Figuring the Actual Sentence
Once again, when it comes to deciding the actual sentence, you need to look at the state or federal law that applies to the case. Some state and federal laws say exactly what sentence a defendant must get for a specific crime. These are called mandatory sentences. For example, a law may require a judge to sentence a person convicted of his second DUI offense to 30 days in jail, regardless of whether there are facts or circumstances that normally would make a judge give a more lenient or harsher sentence.
On the other hand, many criminal laws specifically list the maximum and minimum penalty or sentence for a particular crime. In many cases, it's up to the judge decide the actual sentence. For example, a law may state that a defendant convicted of burglary should be punished by a prison term of no more than 5 years, a fine of no more than $5,000, or both. Here, it's up to the judge to decide if you'll:
- Go to jail (and for how long), and pay a fine (and how much)
- Go to jail, but pay no fine, or
- Not go to jail, but pay a fine
If a PSR was written, the judge will use it to determine how hard to punish you. In a federal court, the judge will look at the US Sentencing Guidelines (USSG). Many states also follow these Guidelines, too, or at least have laws that are pretty much the same as the Guidelines. The USS lists factors that the sentencing judge will consider when determining the exact sentence within the maximum and minimum. A defendant gets "points" for factors such as prior convictions, the use of a weapon, the age if the victim and how she was hurt or what was taken from her. The higher the points, the more likely it is you'll get a harsher sentence.
Questions for Your Attorney
- If I agree to a plea bargain, the judge can't give me a sentence that's harder than the one I agreed to in the plea agreement, right?
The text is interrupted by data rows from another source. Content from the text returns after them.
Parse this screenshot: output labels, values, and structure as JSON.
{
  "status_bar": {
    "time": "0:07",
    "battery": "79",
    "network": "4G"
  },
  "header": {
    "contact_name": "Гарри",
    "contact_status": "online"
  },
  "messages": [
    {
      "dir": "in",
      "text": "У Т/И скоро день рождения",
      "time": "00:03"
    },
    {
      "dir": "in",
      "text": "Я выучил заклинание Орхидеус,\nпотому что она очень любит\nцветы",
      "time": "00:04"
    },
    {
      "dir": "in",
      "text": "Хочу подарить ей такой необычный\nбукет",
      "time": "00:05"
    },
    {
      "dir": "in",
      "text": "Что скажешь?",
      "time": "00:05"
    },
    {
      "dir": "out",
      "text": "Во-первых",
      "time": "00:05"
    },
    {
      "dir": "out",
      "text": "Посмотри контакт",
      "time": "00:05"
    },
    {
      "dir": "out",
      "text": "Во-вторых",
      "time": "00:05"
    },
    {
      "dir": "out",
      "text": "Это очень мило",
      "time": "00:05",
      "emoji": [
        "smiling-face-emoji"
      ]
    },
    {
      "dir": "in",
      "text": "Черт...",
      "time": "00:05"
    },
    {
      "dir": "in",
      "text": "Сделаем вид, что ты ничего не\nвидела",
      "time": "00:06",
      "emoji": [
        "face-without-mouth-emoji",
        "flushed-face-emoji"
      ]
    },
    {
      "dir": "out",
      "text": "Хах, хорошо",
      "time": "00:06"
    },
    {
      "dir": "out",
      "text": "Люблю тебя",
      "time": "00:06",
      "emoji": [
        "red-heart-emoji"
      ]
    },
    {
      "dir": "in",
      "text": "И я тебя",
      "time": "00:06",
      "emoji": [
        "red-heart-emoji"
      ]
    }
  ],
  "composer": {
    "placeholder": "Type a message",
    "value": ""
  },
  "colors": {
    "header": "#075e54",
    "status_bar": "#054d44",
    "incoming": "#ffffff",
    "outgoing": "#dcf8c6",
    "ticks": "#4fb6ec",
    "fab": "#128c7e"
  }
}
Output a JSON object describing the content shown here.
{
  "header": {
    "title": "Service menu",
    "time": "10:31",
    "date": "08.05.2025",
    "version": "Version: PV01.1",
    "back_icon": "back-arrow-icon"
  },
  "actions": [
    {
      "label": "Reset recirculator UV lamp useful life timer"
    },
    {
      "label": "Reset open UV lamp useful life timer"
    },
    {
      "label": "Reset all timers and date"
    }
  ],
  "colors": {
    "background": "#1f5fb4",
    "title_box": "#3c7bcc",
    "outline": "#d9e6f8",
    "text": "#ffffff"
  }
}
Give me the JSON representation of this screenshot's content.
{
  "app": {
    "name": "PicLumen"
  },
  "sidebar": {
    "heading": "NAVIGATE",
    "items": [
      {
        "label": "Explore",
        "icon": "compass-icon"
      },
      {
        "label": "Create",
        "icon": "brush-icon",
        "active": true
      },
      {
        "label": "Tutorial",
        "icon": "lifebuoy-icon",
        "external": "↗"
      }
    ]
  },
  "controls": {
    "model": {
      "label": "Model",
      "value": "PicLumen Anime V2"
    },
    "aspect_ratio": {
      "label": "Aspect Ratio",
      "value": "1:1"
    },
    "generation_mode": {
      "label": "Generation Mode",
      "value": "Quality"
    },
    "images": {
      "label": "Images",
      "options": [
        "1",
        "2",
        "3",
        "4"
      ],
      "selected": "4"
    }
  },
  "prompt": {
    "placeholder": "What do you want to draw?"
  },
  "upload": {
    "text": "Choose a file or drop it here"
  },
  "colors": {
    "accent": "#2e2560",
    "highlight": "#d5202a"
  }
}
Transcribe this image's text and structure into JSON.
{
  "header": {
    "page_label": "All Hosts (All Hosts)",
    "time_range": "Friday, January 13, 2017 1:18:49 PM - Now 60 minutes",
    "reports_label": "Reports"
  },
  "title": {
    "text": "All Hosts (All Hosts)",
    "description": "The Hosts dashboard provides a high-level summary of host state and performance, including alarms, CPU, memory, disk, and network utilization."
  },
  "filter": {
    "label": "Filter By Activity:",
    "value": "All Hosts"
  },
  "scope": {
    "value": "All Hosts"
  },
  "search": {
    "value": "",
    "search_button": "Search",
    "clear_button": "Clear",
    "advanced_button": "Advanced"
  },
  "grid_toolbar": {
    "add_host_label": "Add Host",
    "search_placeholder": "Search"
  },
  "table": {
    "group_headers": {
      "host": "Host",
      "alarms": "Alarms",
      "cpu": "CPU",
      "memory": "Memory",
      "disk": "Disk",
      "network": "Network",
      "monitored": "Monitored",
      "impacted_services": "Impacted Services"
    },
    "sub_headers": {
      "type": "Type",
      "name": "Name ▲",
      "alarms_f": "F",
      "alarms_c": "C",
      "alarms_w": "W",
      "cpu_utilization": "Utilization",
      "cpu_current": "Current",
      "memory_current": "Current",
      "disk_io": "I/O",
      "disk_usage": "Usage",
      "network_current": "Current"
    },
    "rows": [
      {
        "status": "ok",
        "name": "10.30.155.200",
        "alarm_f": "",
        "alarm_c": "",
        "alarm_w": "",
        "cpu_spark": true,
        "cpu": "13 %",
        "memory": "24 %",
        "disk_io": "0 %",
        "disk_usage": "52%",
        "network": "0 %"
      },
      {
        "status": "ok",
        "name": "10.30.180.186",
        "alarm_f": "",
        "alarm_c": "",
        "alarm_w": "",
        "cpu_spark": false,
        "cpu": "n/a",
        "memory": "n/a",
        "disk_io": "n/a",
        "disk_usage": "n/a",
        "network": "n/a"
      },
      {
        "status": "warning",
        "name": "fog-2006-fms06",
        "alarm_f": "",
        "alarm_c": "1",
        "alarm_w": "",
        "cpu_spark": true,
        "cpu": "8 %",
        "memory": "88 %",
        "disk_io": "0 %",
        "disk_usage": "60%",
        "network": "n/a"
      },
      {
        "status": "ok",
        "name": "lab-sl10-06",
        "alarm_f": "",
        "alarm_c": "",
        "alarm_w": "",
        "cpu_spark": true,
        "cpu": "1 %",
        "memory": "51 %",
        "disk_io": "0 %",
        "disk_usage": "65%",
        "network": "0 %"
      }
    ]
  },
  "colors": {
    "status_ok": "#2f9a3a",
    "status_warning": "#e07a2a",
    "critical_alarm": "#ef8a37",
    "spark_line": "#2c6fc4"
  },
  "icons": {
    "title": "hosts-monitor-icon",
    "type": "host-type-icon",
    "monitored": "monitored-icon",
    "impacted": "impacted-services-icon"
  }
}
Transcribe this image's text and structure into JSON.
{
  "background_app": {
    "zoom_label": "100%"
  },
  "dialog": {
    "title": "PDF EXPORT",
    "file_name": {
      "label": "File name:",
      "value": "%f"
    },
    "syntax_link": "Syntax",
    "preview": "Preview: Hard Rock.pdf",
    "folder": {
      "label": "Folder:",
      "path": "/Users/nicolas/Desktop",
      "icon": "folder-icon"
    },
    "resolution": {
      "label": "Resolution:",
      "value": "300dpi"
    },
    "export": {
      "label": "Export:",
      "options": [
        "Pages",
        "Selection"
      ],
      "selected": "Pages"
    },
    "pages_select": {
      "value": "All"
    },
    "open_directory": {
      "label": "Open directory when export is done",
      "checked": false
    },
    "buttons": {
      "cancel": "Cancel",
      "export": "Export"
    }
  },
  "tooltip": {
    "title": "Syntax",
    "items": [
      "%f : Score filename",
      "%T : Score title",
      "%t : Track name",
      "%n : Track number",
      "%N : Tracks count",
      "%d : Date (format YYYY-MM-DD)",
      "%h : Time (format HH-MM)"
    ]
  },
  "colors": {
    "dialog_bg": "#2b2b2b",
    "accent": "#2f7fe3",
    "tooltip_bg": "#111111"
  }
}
- If I need to wait four weeks until sentencing, will that time come off of the sentence I eventually get? So, If I get six months in jail, I'll only have to serve five months and one week, right?
- Do I get the chance to say something before I get sentenced?